Can we be clear on this one bit of meta-bullshit?
Suppose hypothetically that I am telling you that your hair is on fire. By that I’m really saying two things:
0. Your hair is in fact on fire.
1. I know for a fact that #0 is true. I’m not just guessing.
Now if I randomly tell a stranger their hair is on fire without even bothering to look at their hair? That’s a lie EVEN IF their hair happens to be on fire.
When Trump says that X number of people voted illegally, the fact that he has no idea whether that’s true or not doesn’t make it not a lie. It’s a lie because he’s asserting knowledge that he absolutely doesn’t have.
Known Unknowns and Unknown Unknowns
Remember this fantastic statement by then-Secretary of Defense Donald Rumsfeld?
[T]here are known knowns; there are things we know we know. We also know there are known unknowns; that is to say we know there are some things we do not know. But there are also unknown unknowns – the ones we don’t know we don’t know.
Trump here is going into a new quadrant: The unknown knowns! These are the things we supposedly know, but we have no way of knowing we know them.
(Oddly, Wikipedia has a really interesting analysis of this thing called “the Johari Window” that applies.)
Look, Thomas “Suck. On. This.” Friedman has a new book out! It’s called Thank You For Being Late and I’ll let you google it yourself.
Just to make one thing clear, okay? I’m not so much a fan of Friedman ever since he used his New York Times column to make the case for invading Iraq because it would make the United States look badass:
But we hit Saddam for one simple reason: because we could, and because he deserved it and because he was right in the heart of that world.
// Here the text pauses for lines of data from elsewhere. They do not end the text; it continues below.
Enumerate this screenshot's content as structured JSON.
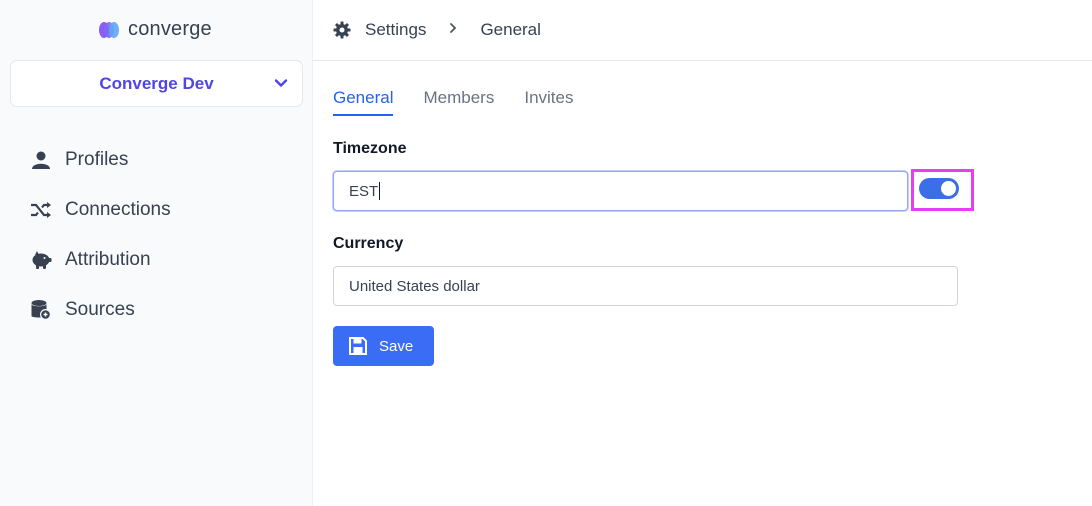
{
  "brand": {
    "name": "converge",
    "logo_colors": [
      "#8b5cf6",
      "#60a5fa"
    ]
  },
  "org": {
    "name": "Converge Dev"
  },
  "sidebar": {
    "items": [
      {
        "label": "Profiles",
        "icon": "user-icon"
      },
      {
        "label": "Connections",
        "icon": "shuffle-icon"
      },
      {
        "label": "Attribution",
        "icon": "piggy-bank-icon"
      },
      {
        "label": "Sources",
        "icon": "database-icon"
      }
    ]
  },
  "breadcrumb": {
    "section": "Settings",
    "page": "General",
    "icon": "gear-icon"
  },
  "tabs": [
    {
      "label": "General",
      "active": true
    },
    {
      "label": "Members",
      "active": false
    },
    {
      "label": "Invites",
      "active": false
    }
  ],
  "form": {
    "timezone": {
      "label": "Timezone",
      "value": "EST"
    },
    "toggle": {
      "on": true
    },
    "currency": {
      "label": "Currency",
      "value": "United States dollar"
    },
    "save_label": "Save"
  },
  "colors": {
    "accent": "#3b6cf6",
    "org_text": "#4f46e5",
    "highlight": "#e63ef0"
  }
}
Aside: That’s not one simple reason, that’s three. The first of the three stated reasons is simply evil. The second one is arguable at best, and the third one makes no damn sense at all. I mean by the standard of being “right in the heart of that world” we should be going after Israel too.
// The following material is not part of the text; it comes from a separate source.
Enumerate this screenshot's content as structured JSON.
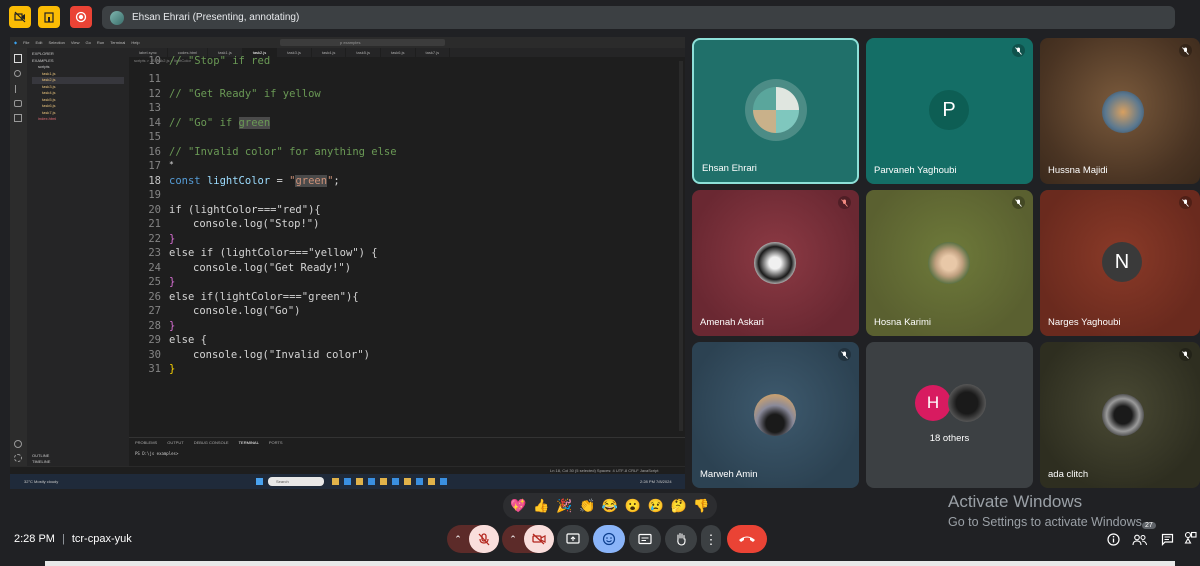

But this is how Friedman writes. I’m afraid it’s how he thinks. He can’t hold one coherent thought in his head long enough to make a short paragraph out of it without contradicting himself.
What’s worse is that somehow this guy has become influential in big media circles even though he often makes literally no sense.
My disgust is further enhanced by the honorary “doctor of humane letters” (!) granted to Friedman six years later by my alma mater. What the hell, Grinnell? (I tried to organize a protest at the time but couldn’t get anyone else to join in.)
Long story short: Friedman writes nonsense. He’s dangerously stupid. Too damn many people take his stupid thoughts seriously. And it’s embarrassing that Grinnell College thought it was a good idea to endorse and reward him for a career of spewing oversimplified nonsense that conveniently always supports everything that’s wrong with the status quo.
This reminds me of something that happened several years ago at the Utilities Building in Cleveland. It still makes me laugh.
I was paying my electric bill at the last minute or something (instead of mailing it in) and had taken a number like everyone else. Probably about 3/4 of the people waiting were black. We were all sitting around, you know, talking and looking at our phones and stuff.
I happened to be standing not too far inside the front door, and there were these two black women, kind of conservatively dressed, maybe both a little over age 60 or so, also waiting to take care of their utility bills.
Then this white woman strides through the front door, she’s thirtyish, she’s all professionally dressed, she’s got some blonde highlights and a sharp-looking camel coat, and she’s completely oblivious to the fact that everyone else has a number. She’s not even slowing down, blowing past the three of us at the entrance, not remotely noticing the crowd waiting with their numbers, and going right up to the teller window.
Everyone is really quiet. Staring. Including my two neighbors who clearly have no idea what to say or do.
I look over to the teller window, I look at my awkward neighbors, I look down, and I shake my head. And shrug very slightly. And look down and mutter… “White people.”
My awkward neighbors explode with laughter. I’m pretty sure I said exactly what they were thinking.